§ **To do**
The response should consist of the data below, copied exactly, with no pictures in it.

§ **Listed records**
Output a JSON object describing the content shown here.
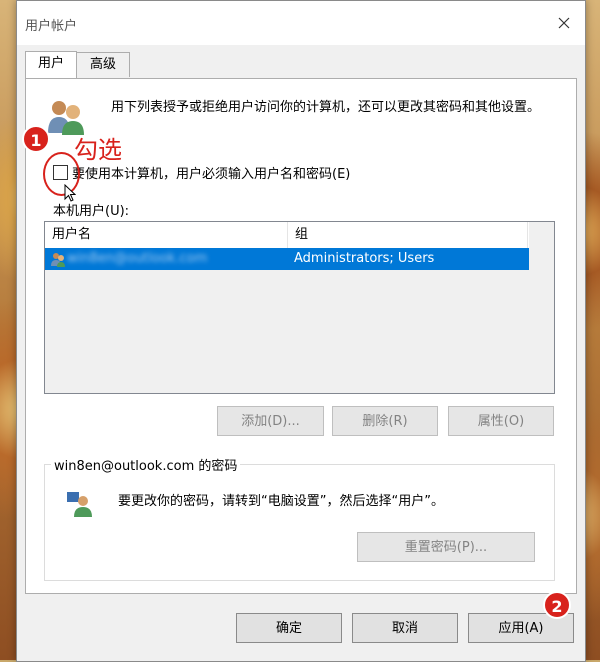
{
  "dialog": {
    "title": "用户帐户"
  },
  "tabs": [
    {
      "label": "用户",
      "active": true
    },
    {
      "label": "高级",
      "active": false
    }
  ],
  "intro_text": "用下列表授予或拒绝用户访问你的计算机，还可以更改其密码和其他设置。",
  "require_login_checkbox": {
    "label": "要使用本计算机，用户必须输入用户名和密码(E)",
    "checked": false
  },
  "annotations": {
    "step1": "1",
    "step2": "2",
    "check_hint": "勾选"
  },
  "local_users_label": "本机用户(U):",
  "users_table": {
    "columns": [
      "用户名",
      "组"
    ],
    "rows": [
      {
        "username": "win8en@outlook.com",
        "group": "Administrators; Users",
        "selected": true
      }
    ]
  },
  "buttons": {
    "add": "添加(D)...",
    "remove": "删除(R)",
    "properties": "属性(O)"
  },
  "password_group": {
    "title": "win8en@outlook.com 的密码",
    "text": "要更改你的密码，请转到“电脑设置”，然后选择“用户”。",
    "reset_button": "重置密码(P)..."
  },
  "footer": {
    "ok": "确定",
    "cancel": "取消",
    "apply": "应用(A)"
  },
  "colors": {
    "selection": "#0078d7",
    "annotation_red": "#d8221c"
  }
}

§ **Result**
Output a JSON object describing the content shown here.
{
  "dialog": {
    "title": "用户帐户"
  },
  "tabs": [
    {
      "label": "用户",
      "active": true
    },
    {
      "label": "高级",
      "active": false
    }
  ],
  "intro_text": "用下列表授予或拒绝用户访问你的计算机，还可以更改其密码和其他设置。",
  "require_login_checkbox": {
    "label": "要使用本计算机，用户必须输入用户名和密码(E)",
    "checked": false
  },
  "annotations": {
    "step1": "1",
    "step2": "2",
    "check_hint": "勾选"
  },
  "local_users_label": "本机用户(U):",
  "users_table": {
    "columns": [
      "用户名",
      "组"
    ],
    "rows": [
      {
        "username": "win8en@outlook.com",
        "group": "Administrators; Users",
        "selected": true
      }
    ]
  },
  "buttons": {
    "add": "添加(D)...",
    "remove": "删除(R)",
    "properties": "属性(O)"
  },
  "password_group": {
    "title": "win8en@outlook.com 的密码",
    "text": "要更改你的密码，请转到“电脑设置”，然后选择“用户”。",
    "reset_button": "重置密码(P)..."
  },
  "footer": {
    "ok": "确定",
    "cancel": "取消",
    "apply": "应用(A)"
  },
  "colors": {
    "selection": "#0078d7",
    "annotation_red": "#d8221c"
  }
}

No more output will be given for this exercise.